EXERCISE BRIEF:
Give the records again, every one, exactly.

App and web page records:
▬▬▬▬▬▬▬▬▬▬

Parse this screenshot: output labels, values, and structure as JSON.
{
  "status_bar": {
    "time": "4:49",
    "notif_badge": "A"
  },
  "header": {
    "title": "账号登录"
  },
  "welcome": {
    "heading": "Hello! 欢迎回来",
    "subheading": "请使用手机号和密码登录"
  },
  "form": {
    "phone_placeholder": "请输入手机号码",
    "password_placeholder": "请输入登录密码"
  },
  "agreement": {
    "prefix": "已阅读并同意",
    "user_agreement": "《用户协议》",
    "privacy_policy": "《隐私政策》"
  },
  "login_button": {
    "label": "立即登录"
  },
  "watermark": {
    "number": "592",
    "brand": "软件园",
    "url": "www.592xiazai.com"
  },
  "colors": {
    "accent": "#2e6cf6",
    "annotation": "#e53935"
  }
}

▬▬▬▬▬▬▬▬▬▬

RESULT:
Parse this screenshot: output labels, values, and structure as JSON.
{
  "status_bar": {
    "time": "4:49",
    "notif_badge": "A"
  },
  "header": {
    "title": "账号登录"
  },
  "welcome": {
    "heading": "Hello! 欢迎回来",
    "subheading": "请使用手机号和密码登录"
  },
  "form": {
    "phone_placeholder": "请输入手机号码",
    "password_placeholder": "请输入登录密码"
  },
  "agreement": {
    "prefix": "已阅读并同意",
    "user_agreement": "《用户协议》",
    "privacy_policy": "《隐私政策》"
  },
  "login_button": {
    "label": "立即登录"
  },
  "watermark": {
    "number": "592",
    "brand": "软件园",
    "url": "www.592xiazai.com"
  },
  "colors": {
    "accent": "#2e6cf6",
    "annotation": "#e53935"
  }
}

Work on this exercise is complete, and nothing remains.